The report is published on a yearly basis by the EC's anti-fraud office, OLAF, and comes out together with a Commission report on “Protection of the Financial Interests - Fight against Fraud”.
Bulgaria tops the ranking of member-states owing funds to the Union's budged due to irregularities in absorption, with a staggering EUR 45.4 B, against Romania's EUR 22.7 B at the second place.
Two-thirds of cases from Bulgaria are related to agricultural programme SAPARD, followed by the PHARE reconstruction programme, and the ISPA infrastructure programme. 20% of Bulgarian SAPARD projects were unveiled as frauds, reports OLAF.
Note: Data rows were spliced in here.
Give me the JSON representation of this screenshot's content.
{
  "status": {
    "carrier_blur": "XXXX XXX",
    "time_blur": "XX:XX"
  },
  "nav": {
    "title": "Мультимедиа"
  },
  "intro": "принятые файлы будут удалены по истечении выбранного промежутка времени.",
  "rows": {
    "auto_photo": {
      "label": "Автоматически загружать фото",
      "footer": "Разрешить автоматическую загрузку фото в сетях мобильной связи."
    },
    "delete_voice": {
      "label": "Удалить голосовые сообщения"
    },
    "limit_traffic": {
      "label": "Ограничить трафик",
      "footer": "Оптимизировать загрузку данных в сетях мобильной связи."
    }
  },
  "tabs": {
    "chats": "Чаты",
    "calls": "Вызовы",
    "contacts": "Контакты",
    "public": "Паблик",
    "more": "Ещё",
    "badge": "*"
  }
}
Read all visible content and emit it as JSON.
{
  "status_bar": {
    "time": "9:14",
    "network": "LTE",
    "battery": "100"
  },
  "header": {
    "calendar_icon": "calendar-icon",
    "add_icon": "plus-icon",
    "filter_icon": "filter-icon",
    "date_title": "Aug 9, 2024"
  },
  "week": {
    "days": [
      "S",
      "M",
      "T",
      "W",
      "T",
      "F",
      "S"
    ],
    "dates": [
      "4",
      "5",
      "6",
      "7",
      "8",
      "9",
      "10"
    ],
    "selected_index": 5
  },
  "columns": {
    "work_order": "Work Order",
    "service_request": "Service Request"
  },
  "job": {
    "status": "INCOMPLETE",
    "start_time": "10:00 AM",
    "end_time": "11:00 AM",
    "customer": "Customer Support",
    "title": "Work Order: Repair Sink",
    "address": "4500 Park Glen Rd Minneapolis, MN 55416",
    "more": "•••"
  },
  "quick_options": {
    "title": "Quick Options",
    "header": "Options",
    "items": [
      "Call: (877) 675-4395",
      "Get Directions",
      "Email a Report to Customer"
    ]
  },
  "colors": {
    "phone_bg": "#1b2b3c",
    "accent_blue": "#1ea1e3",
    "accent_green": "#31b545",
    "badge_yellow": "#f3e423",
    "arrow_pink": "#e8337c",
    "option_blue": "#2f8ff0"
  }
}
The signals from Bulgaria have increased with 134% against 2008. Nevertheless, according to the European Commission this “reflects a better understanding of the obligation to ensure sound financial management following the Commission's efforts to improve the reliability of the national systems“. sk/fd/11:46
Turkish police hold 29 for suspected Al-Qaeda links: report
Ankara, 16 July 2010 (MIA) - Turkish police detained 29 people with suspected links to the Al-Qaeda network in a pre-dawn swoop on Friday in three provinces, the Anatolia news agency reported.
Most of the suspects were rounded up in the southern province of Adana, while the others were detained in the country's biggest city Istanbul, Antalya on the Mediterranean coast and the western province of Canakkale, the agency said.
Police were still looking for two other suspects, it added.
The Adana police and local prosecutors were to question the detainees before releasing them or sending them to court to be charged.
Last week, police detained 28 Al-Qaeda suspects in a separate operation.
The Turkish police regularly target suspected Al-Qaeda supporters since two sets of twin suicide bombings hit Istanbul five days apart in November 2003.
A Turkish cell of Al-Qaeda was held responsible for the attacks, in which explosive-laden trucks first targeted two synagogues, and then the British consulate and a British bank, killing a total of 63 people, including the British consul.
Seven men were jailed for life in 2007 for the bombings, among them a Syrian national who masterminded and financed the attacks.